“Back there!” Trove shouted, kicking at him.
In a moment he had rolled a heavy stone to the hole and made it too small for the hounds to enter. Half a dozen of them were now baying outside.
“We’ll give him air,” said the teacher, as he cut a hole in the sack and tied it. “Don’t know how we’ll get him out of here alive. They’d be all over me like a pack of wolves.”
He stood a moment thinking. Bony had wriggled away from Paul and begun to bark loudly.
“I’ve an idea,” said the teacher, as he cut the foxtail from his cap. Then he rubbed it in the blood and spittle of the fox and tied it to the stub tail of Bony. The dog’s four feet were scented in the same manner. The smell of them irked him sorely. His hair rose, and his head fell with a sense of injury. He made a rush at his new tail and was rudely stopped.
“He’s fresh, and they’ll not be able to catch him,” said the young man, as Paul protested. “Wouldn’t hurt anything but the tail if they did.”
Then breaking the ice curtain, as far from the hole as possible, he gave Bony a spank and flung him out on the snow above with a loud “go home.” The pack saw him and scrambled up the bank in full cry. He had turned for a glance at his new tail, but seeing the pack rush at him started up the hillside with a yelp of fear and the energy of a wildcat. When the two came out of the cavern they saw him leaping like a rabbit in the snow, his hair on end, his brush flying, and the hounds in full pursuit.
“My stars! See that dog run,” said the teacher, laughing, as he put on his snow-shoes. “He don’t intend to be caught with such a tail and smell on him.”
He put the sack over his shoulder.

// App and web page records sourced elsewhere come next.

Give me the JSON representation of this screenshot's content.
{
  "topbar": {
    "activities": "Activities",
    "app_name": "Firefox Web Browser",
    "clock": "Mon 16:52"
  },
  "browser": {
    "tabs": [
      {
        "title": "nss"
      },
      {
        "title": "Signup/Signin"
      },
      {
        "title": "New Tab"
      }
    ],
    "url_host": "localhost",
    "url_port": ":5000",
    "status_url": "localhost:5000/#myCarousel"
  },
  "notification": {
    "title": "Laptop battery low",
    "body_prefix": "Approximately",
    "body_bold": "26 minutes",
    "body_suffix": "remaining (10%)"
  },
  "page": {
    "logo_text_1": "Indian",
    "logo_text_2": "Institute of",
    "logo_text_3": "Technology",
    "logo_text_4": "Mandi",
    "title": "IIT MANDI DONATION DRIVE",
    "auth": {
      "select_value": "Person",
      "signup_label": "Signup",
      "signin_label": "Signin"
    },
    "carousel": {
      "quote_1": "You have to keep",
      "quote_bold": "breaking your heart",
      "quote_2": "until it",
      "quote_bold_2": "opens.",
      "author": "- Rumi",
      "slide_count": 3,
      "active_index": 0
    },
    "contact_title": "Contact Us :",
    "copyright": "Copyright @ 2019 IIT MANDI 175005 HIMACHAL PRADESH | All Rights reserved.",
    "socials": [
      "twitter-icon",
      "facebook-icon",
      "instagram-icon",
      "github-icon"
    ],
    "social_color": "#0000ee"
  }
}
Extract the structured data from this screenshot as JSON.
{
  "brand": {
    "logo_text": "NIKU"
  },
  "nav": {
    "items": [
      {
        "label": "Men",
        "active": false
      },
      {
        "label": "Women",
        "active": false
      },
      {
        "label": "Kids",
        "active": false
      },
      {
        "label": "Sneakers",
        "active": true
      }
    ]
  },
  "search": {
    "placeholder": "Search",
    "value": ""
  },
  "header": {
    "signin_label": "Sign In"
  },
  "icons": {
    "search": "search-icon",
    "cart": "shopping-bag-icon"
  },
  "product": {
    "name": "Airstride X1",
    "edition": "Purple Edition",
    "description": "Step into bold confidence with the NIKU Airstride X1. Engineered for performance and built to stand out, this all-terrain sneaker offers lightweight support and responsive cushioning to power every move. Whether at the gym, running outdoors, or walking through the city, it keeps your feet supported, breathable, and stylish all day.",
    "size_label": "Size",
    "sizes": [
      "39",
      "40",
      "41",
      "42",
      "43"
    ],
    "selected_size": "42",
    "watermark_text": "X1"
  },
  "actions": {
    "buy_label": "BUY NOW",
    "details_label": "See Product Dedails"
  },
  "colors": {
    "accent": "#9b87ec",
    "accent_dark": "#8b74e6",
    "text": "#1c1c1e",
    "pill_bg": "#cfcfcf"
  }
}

“All aboard, Paul,” said he; “now we can go home in peace.”
Coming down out of the woods, they saw a pack of hounds digging at one side of the stable. Bony had gone to his refuge under the barn floor.
As he entered, one of them had evidently caught hold of his new tail, and the pack had torn it in shreds. Two hunters came along shortly, and, after a talk with the teacher, took their dogs away. But for three days Bony came not forth and was seen no more of men, save only when he crept to the hole for a lap of water and to seize a doughnut from the hand of Paul, whereupon he retired promptly.
“He ain’t going to take any chances,” said the widow, laughing.
When at last he came forth, it was with a soft step and new resolutions. And a while later, when Trove heard Darrel say that caution was the only friend of weakness, he understood him perfectly.
“Not every brush has a fox on it,” said the widow, and the words went from lip to lip until they were a maxim of those country-folk.